- 13 February 2013 - Britten Sinfonia At Lunch
from Brighton and London for this programme of Copland, Shostakovich, Britten
and a new work by Jay Greenberg.
this year’s Britten Sinfonia ‘at lunch’ series is themed around the music of the
composer after whom the ensemble takes its name and inventive programming to put
his music in context.
Britten and Aaron Copland enjoyed a firm friendship that was cemented in America
in the late 1930s. A decade before that Copland was writing experimentally under
the encouragement of Nadia Boulanger, and his piano trio Vitebsk falls into that
category, so called because it is based on a Jewish folksong. The theme is highly
expressive, the composer working it through intriguing combinations of key and
mood, including the occasional use of quartertones. This requires rock-solid intonation
on the part of the two string-players. Thomas Gould and Caroline Dearnley achieved
both this and rhythmic vitality, the jagged dotted-note motifs impeccably delivered.
Alasdair Beatson made a forceful contribution.
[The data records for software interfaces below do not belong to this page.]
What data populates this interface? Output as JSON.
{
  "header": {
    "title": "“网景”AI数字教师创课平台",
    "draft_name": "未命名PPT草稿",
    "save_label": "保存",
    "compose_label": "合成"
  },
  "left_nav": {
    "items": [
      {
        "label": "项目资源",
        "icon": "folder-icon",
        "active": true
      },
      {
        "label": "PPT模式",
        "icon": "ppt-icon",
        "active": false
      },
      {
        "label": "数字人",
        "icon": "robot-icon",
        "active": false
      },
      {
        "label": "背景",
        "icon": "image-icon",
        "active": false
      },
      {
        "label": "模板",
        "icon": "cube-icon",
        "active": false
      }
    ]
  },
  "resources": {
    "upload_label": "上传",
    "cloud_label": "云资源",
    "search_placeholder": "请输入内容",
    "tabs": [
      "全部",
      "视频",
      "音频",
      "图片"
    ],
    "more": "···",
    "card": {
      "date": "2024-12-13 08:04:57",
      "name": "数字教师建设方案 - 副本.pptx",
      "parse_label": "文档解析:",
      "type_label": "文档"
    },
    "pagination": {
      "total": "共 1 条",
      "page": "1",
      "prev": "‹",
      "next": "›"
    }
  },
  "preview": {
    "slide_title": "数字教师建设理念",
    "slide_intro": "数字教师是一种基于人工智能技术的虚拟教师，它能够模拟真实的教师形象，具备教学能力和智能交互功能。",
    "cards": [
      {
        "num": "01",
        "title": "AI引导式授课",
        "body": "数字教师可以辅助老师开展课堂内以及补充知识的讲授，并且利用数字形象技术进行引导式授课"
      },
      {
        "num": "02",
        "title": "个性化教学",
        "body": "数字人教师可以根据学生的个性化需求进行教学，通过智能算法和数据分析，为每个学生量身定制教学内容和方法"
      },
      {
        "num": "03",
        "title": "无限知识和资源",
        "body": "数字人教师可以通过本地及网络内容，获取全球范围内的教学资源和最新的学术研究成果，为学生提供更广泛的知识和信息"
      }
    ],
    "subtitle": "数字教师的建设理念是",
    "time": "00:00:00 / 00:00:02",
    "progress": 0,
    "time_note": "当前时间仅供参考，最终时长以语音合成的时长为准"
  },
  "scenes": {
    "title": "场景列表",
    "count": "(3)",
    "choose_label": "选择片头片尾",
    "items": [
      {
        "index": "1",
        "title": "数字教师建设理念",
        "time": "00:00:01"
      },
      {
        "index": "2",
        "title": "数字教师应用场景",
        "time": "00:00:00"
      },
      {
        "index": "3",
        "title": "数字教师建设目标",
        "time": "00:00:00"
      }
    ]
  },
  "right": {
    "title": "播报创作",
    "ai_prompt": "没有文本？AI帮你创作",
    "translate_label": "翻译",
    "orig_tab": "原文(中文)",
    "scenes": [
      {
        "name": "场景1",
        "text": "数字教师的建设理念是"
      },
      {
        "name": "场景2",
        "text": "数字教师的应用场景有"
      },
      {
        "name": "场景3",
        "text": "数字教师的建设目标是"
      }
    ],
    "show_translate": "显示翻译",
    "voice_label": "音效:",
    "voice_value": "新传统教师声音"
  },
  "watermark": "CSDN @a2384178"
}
and Britten became good friends in the 1960s. Britten particularly admired Lady
Macbeth of the Mtsensk District. The ‘Elegy’ of the Two Pieces was a prototype
for one of the opera’s main ideas. Thomas Gould gave a tender rendition before
the string quartet explored the sardonic humour of the ‘Polka’, shared with The
Age of Gold. Britten himself was next, with a piece by the 17-year-old composer
for his first instrument, the viola. Reflection is a quieter aside, a set of thoughts
that move from mysterious to questioning. Clare Finnimore’s full tone was ideal
at the climactic point, and with Alasdair Beatson she caught the music’s wandering
nature. The concert ended with Three Divertimenti, written six years after Reflection
and a considerable step forward stylistically. This was an excellent performance,
capturing the mischievous humour that lies just below the surface of the ‘March’
and ‘Burlesque’, while charming with the wistful Waltz.
Jay Greenberg (born 1991) and his Kandinskiana had no apparent link to the programme.
Scored for piano quintet, it is initially evocative, the string-players using
the wood of their instruments to create lightly percussive effects, part of Greenberg’s
desire to “realise the process of creating a Kandinsky painting”. There was an
explosion of colour in the note-clusters late on, but overall the piece felt like
a series of gestures none allowed to fully express themselves. The performance
was excellent, with musicians conducting where necessary."
Britten Sinfonia are brilliant ambassadors for new music and their unfailingly
engaging, straight-talking style is all part of Benjamin Britten’s legacy of bringing
music to new audiences. What’s more, they are our local band.
concert was all about the enthusiasms of youth, nowhere more so than in Kandinskiana,
a new piece by young American composer Jay Greenberg. Inspired by the paintings
of Kandinsky, this was music full of assured experiment, starting out with a Copland-like
harmonic openness which was quickly seduced into a richly textured world of colour,
dimension and contrast. It was a ten-minute ride in a kaleidoscope.
piece was thoughtfully sandwiched between two works by a young Britten. Reflection
for viola and piano, written at 17, is full of a teenager’s uncertainty and unrealised
emotion while the Three Divertimenti, written six years later, see the exuberance
of childhood through the lens of emotional and compositional maturity.
Sinfonia’s unique freshness of approach was evident in every piece, their precision,
commitment and technical virtuosity in every phrase, every note. There is no other
ensemble that so flawlessly communicates what music can do."
Argus, Eleanor Knight